Creating the exhibition has provided special opportunities for students, staff and volunteers alike. Kelly Schultz, a senior Fashion Merchandising major and Cynthia Lynn, who recently received her B.A. degree in Fine Arts with a theatre design minor, spent the summer studying the laces. Kelly prepared the initial descriptions and object lists and planned the "Lace Exploration Days." Cynthia studied the laces in preparation for designing the exhibition as part of her professional portfolio development. She also did the faux marbleizing and detail painting in the exhibition. Kate Rieppel assisted with dressing and photographing the mannequins. Special help in the identification of the various types of lace came from Elizabeth Kurella, a noted authority on lace and respected author. Elizabeth spent two days with us in Kent pouring over the collection and helping us learn about the complexities of lace. We are extremely appreciative of her generosity and knowledge. Virginia Buckley, a lace-maker in the Kent community, spent many hours untangling the bobbins on our bobbin lace pillows. I would like to express my thanks to the Museum's dedicated staff, all of whom assisted in the preparation of the exhibition. In the end, we have gained an increased understanding of lace and lace-making and remain in awe of those who crafted such remarkable examples of this particular textile art.

When Shannon Rodgers and Jerry Silverman donated their collection of costume and decorative arts to Kent State University, they included an extensive group of fine laces, some of which had been collected by Shannon's mother.

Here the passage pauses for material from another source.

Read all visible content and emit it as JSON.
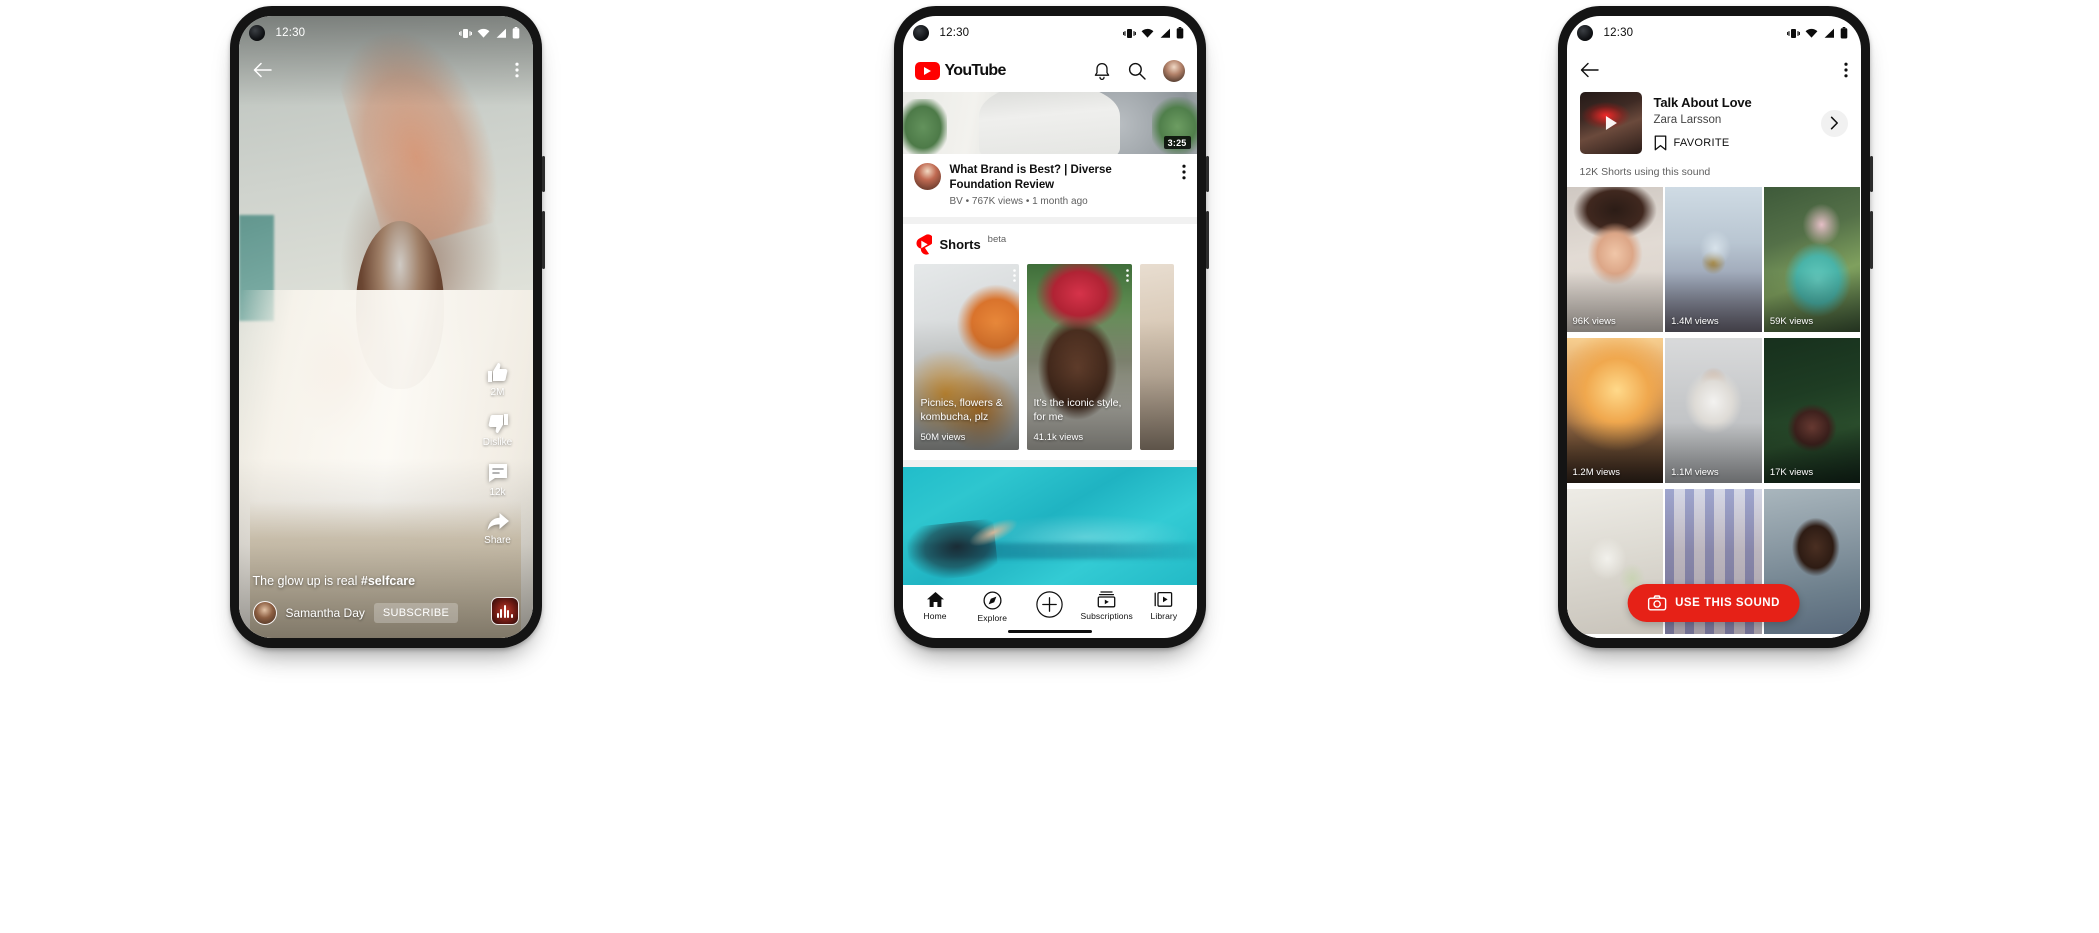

Two additional gifts have had extraordinary examples of seventeenth and eighteenth century lace.